Editor's Note: Ducati has enjoyed a rebound during the past few years, capped by brand sales that have nearly doubled in North America since 2003. Claudio Domenicali, product general manager at Ducati Motor, has been involved in both vehicle development and production since 2004. He recently used the company's online blog to explain the philosophy behind Ducati's new operating environment.
The following is a selection from his post, edited for brevity and clarity. "The first thing I did, in late 2004, was to bring our product development strategy into sharper focus. All the right elements were there, of course, it's just that they had become a bit, how shall we say, blurred. I even gave the philosophy a name — a name designed to sweep away any doubts about its contents. The philosophy is called "Back to Basics."
So what does "Back to Basics" mean? It means putting the key brand characteristics — design, quality of finish, performance, riding enjoyment, braking etc. — right at the center of new product development.
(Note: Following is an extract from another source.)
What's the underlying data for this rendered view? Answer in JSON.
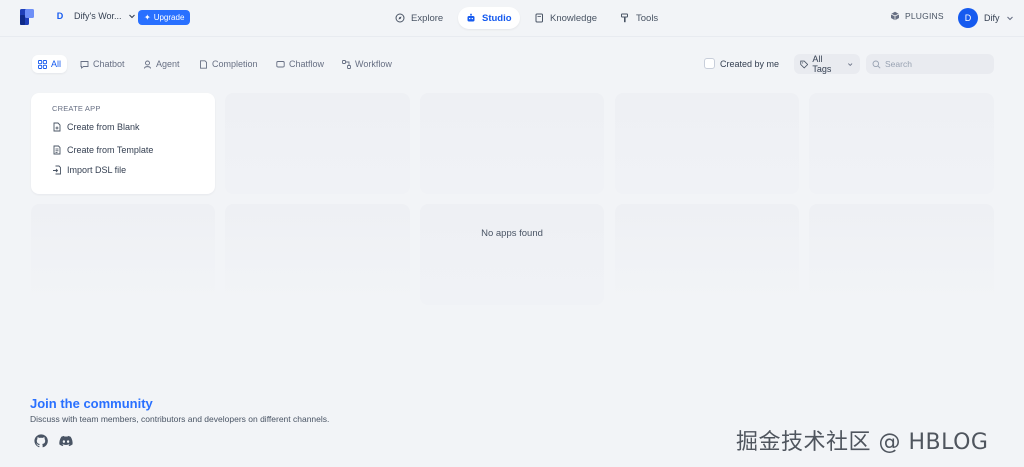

Riding enjoyment means lightweight motorcycles. Weight is something of an obsession for us. On the design side we've drawn up a formal brief, which has also been given a name: "Reduce to the Max."
"Reduce to the Max" means that product design must comply with certain characteristics. It must be "authentic," only "real" details must be present. So, for example, imitation carbon fiber is out. Anything unnecessary is banned. The bike should even look light.
The "beautiful, simple and top-class" approach is an essential element of strategy. So much so, in fact, that design and fit-and-finish are of prime importance.
Developing products according to "Back to Basics" and motorcycles with "Reduce to the Max" design is our gospel and dictates the way everyone in product development works.
When you take a close-up look at a 1098 Tricolore with its rich paintwork, forged aluminum rims, Monobloc brake calipers, digital instrument panel — identical to the one on the GP7 — a fabricated single-sided aluminum rear swingarm that looks like a sculpture, 160hp and weighing 171kg, well, it's evident that it's a well thought-out piece of machinery; designed, built and assembled in a factory where the personnel love nothing more than great-looking, simple, prestige motorcycles.
All the motorcycles launched since implementation of the "Back to Basics" philosophy comply with it. Or, at least, we've done our utmost to make sure they do. So that means the 1098, the Hypermotard, the D16RR, and now the Monster 696, the 848 and the 1098 R.
I hope these notes help illustrate the line being taken by the company. While these observations are by no means exhaustive, they do sum up the Ducati philosophy as it stands today. I sincerely hope that the unbridled passion for motorcycles — that we strive to improve every day with respect for ideas that might diverge from our own — is a little more evident. In the end, decisions have to be made. Rest assured that we'll do our utmost to ensure they comply with the principles outlined above."
See www.ducati.com for Domenicali's entire post and more from the Ducati blog.
Editor's Note: Click here to read about Ducati NA's record sales year.